■ **TASK REQUIREMENTS**
Please reproduce the entries that follow, keeping each word intact.

[Recorded data]

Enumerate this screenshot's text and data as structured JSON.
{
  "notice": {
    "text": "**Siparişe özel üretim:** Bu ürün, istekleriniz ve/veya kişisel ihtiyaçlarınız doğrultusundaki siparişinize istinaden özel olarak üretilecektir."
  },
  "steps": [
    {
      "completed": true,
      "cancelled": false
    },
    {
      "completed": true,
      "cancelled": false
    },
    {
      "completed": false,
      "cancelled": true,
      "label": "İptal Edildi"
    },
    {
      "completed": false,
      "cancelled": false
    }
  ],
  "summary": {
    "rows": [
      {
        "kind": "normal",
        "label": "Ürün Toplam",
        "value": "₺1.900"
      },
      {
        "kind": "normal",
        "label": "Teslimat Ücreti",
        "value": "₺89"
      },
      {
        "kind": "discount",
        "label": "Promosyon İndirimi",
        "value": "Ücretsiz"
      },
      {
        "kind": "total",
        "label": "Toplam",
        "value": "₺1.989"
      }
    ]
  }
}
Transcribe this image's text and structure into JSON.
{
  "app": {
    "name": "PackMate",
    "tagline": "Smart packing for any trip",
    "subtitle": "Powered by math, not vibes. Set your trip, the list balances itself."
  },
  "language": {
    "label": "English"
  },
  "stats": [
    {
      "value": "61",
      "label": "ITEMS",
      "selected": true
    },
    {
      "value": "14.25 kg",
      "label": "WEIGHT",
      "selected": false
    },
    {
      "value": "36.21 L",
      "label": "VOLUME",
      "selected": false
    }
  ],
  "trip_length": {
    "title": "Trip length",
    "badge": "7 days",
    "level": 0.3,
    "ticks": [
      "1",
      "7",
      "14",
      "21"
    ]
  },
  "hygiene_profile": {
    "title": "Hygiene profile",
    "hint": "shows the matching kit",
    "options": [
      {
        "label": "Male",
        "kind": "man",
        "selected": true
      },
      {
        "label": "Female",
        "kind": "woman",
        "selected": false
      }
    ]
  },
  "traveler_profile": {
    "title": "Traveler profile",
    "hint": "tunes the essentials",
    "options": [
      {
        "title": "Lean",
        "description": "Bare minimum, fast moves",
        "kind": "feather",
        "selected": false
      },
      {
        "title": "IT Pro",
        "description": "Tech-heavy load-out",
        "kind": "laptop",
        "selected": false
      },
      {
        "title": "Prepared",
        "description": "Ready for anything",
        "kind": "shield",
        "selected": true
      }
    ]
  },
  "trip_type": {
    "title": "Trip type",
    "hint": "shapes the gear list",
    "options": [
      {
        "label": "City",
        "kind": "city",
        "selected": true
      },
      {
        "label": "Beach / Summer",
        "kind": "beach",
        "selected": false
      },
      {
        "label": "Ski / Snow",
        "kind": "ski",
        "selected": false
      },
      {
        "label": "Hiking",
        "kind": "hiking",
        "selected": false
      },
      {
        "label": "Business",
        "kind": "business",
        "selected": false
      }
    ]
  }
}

■ **REPLY**
Enumerate this screenshot's text and data as structured JSON.
{
  "notice": {
    "text": "**Siparişe özel üretim:** Bu ürün, istekleriniz ve/veya kişisel ihtiyaçlarınız doğrultusundaki siparişinize istinaden özel olarak üretilecektir."
  },
  "steps": [
    {
      "completed": true,
      "cancelled": false
    },
    {
      "completed": true,
      "cancelled": false
    },
    {
      "completed": false,
      "cancelled": true,
      "label": "İptal Edildi"
    },
    {
      "completed": false,
      "cancelled": false
    }
  ],
  "summary": {
    "rows": [
      {
        "kind": "normal",
        "label": "Ürün Toplam",
        "value": "₺1.900"
      },
      {
        "kind": "normal",
        "label": "Teslimat Ücreti",
        "value": "₺89"
      },
      {
        "kind": "discount",
        "label": "Promosyon İndirimi",
        "value": "Ücretsiz"
      },
      {
        "kind": "total",
        "label": "Toplam",
        "value": "₺1.989"
      }
    ]
  }
}
Transcribe this image's text and structure into JSON.
{
  "app": {
    "name": "PackMate",
    "tagline": "Smart packing for any trip",
    "subtitle": "Powered by math, not vibes. Set your trip, the list balances itself."
  },
  "language": {
    "label": "English"
  },
  "stats": [
    {
      "value": "61",
      "label": "ITEMS",
      "selected": true
    },
    {
      "value": "14.25 kg",
      "label": "WEIGHT",
      "selected": false
    },
    {
      "value": "36.21 L",
      "label": "VOLUME",
      "selected": false
    }
  ],
  "trip_length": {
    "title": "Trip length",
    "badge": "7 days",
    "level": 0.3,
    "ticks": [
      "1",
      "7",
      "14",
      "21"
    ]
  },
  "hygiene_profile": {
    "title": "Hygiene profile",
    "hint": "shows the matching kit",
    "options": [
      {
        "label": "Male",
        "kind": "man",
        "selected": true
      },
      {
        "label": "Female",
        "kind": "woman",
        "selected": false
      }
    ]
  },
  "traveler_profile": {
    "title": "Traveler profile",
    "hint": "tunes the essentials",
    "options": [
      {
        "title": "Lean",
        "description": "Bare minimum, fast moves",
        "kind": "feather",
        "selected": false
      },
      {
        "title": "IT Pro",
        "description": "Tech-heavy load-out",
        "kind": "laptop",
        "selected": false
      },
      {
        "title": "Prepared",
        "description": "Ready for anything",
        "kind": "shield",
        "selected": true
      }
    ]
  },
  "trip_type": {
    "title": "Trip type",
    "hint": "shapes the gear list",
    "options": [
      {
        "label": "City",
        "kind": "city",
        "selected": true
      },
      {
        "label": "Beach / Summer",
        "kind": "beach",
        "selected": false
      },
      {
        "label": "Ski / Snow",
        "kind": "ski",
        "selected": false
      },
      {
        "label": "Hiking",
        "kind": "hiking",
        "selected": false
      },
      {
        "label": "Business",
        "kind": "business",
        "selected": false
      }
    ]
  }
}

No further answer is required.